- Task statement:
Look below for lines that hold the string "صاحب" and copy each one.

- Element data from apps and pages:

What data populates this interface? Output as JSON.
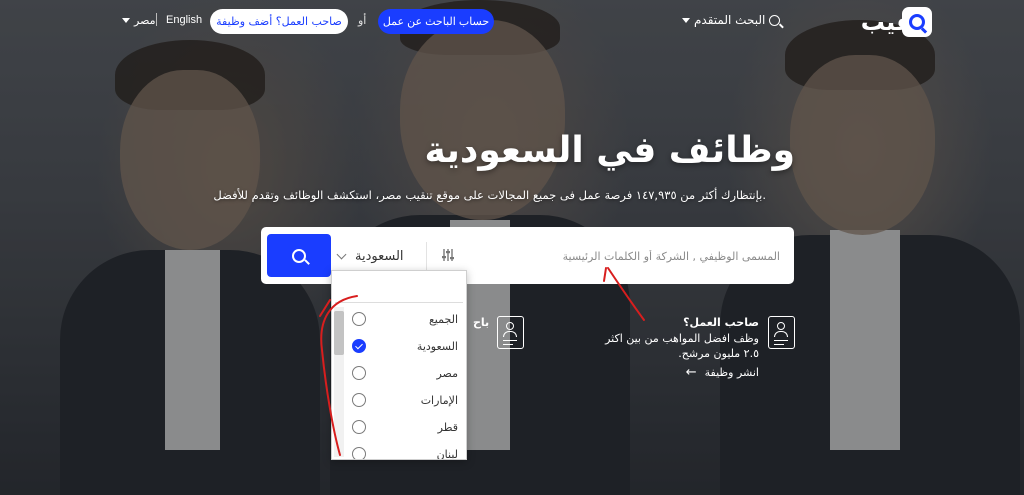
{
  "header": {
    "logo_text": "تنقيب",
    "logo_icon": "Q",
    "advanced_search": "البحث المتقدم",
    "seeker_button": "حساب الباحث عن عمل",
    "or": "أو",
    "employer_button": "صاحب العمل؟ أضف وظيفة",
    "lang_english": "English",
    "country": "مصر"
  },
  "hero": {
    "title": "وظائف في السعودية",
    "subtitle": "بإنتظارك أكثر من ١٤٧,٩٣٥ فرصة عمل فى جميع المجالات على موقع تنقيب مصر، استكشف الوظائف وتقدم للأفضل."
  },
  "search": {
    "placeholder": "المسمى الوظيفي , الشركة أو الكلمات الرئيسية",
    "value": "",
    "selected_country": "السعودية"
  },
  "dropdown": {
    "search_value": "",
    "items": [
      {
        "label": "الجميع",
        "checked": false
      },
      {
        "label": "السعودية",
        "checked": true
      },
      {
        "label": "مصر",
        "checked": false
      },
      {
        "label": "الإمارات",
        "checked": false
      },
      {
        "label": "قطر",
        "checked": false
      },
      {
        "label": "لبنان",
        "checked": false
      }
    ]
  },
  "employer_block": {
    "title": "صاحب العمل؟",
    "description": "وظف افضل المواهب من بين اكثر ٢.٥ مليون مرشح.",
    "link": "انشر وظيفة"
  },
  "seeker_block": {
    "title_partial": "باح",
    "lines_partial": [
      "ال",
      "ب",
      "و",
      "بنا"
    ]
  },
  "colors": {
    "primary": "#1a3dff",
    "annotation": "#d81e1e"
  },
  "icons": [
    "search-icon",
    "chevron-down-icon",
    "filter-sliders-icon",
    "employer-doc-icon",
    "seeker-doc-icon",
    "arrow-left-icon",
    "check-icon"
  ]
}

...

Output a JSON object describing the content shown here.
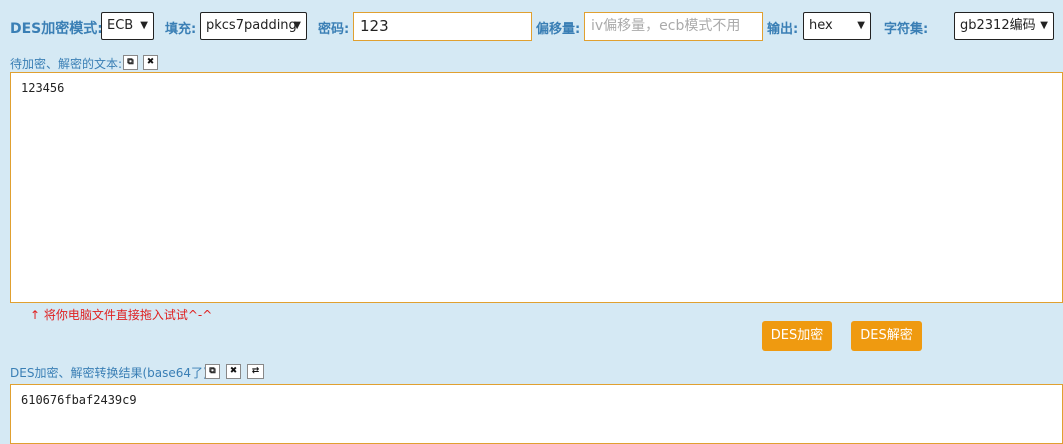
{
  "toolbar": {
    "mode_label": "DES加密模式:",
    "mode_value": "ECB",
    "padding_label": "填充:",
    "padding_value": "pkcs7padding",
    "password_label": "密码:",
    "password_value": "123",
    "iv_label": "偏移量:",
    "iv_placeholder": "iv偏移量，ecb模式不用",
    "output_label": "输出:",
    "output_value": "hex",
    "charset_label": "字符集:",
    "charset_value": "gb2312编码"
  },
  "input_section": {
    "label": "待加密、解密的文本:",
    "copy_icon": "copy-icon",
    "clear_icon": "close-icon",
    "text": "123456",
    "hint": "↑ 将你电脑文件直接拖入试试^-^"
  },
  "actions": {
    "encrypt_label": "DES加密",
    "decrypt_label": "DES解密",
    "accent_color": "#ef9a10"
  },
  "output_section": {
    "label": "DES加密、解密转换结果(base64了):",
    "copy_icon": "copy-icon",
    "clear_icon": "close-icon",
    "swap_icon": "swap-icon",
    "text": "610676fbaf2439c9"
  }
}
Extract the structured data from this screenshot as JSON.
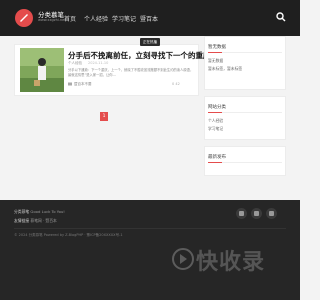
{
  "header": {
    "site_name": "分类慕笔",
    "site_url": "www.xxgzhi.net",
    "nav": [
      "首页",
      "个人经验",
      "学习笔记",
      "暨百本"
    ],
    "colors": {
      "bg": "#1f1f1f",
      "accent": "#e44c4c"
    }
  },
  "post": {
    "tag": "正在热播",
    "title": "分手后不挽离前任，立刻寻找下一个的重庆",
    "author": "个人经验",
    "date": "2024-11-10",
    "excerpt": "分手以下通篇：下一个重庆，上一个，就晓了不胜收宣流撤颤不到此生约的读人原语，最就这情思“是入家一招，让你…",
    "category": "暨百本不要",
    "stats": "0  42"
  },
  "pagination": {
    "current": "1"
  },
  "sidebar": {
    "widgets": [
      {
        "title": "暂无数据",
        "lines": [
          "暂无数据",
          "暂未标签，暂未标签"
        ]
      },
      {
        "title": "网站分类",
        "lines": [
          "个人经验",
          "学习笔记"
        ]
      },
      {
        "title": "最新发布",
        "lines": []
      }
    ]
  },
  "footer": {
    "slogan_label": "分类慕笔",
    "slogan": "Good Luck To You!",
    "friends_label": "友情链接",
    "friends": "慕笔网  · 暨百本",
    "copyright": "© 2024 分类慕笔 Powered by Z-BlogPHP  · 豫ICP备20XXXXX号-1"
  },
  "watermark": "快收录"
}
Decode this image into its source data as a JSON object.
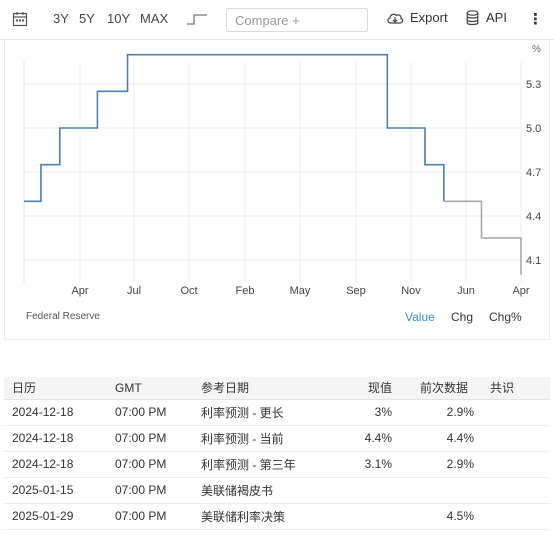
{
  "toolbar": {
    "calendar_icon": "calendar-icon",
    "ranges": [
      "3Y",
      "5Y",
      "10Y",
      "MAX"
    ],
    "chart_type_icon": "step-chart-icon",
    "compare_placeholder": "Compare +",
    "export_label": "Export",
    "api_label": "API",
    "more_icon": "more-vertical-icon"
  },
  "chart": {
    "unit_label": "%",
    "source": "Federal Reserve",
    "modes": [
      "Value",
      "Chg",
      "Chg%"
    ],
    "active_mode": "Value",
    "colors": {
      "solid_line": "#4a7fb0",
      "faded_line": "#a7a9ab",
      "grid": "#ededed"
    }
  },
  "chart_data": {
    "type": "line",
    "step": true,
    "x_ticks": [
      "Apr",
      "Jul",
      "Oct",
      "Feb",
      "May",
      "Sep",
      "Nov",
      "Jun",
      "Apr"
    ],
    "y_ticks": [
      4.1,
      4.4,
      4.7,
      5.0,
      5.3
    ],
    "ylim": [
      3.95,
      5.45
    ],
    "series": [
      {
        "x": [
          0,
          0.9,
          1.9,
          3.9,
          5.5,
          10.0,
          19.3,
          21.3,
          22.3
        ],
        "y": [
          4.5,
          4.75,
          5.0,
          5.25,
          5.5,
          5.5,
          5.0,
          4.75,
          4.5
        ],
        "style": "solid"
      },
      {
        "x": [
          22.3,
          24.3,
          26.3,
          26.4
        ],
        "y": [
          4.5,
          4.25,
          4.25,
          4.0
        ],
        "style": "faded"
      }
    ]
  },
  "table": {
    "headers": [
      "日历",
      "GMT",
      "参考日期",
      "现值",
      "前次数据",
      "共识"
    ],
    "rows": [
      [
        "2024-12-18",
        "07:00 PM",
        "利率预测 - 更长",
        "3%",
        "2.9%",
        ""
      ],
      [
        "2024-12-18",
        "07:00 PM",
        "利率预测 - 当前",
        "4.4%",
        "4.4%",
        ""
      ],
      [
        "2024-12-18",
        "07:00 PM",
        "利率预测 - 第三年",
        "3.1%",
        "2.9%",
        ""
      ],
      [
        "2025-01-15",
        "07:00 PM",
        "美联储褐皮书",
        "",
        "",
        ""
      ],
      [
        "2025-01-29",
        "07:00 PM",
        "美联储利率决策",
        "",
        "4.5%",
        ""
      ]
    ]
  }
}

- Task output:
    "employer_button": "صاحب العمل؟ أضف وظيفة",
    "title": "صاحب العمل؟",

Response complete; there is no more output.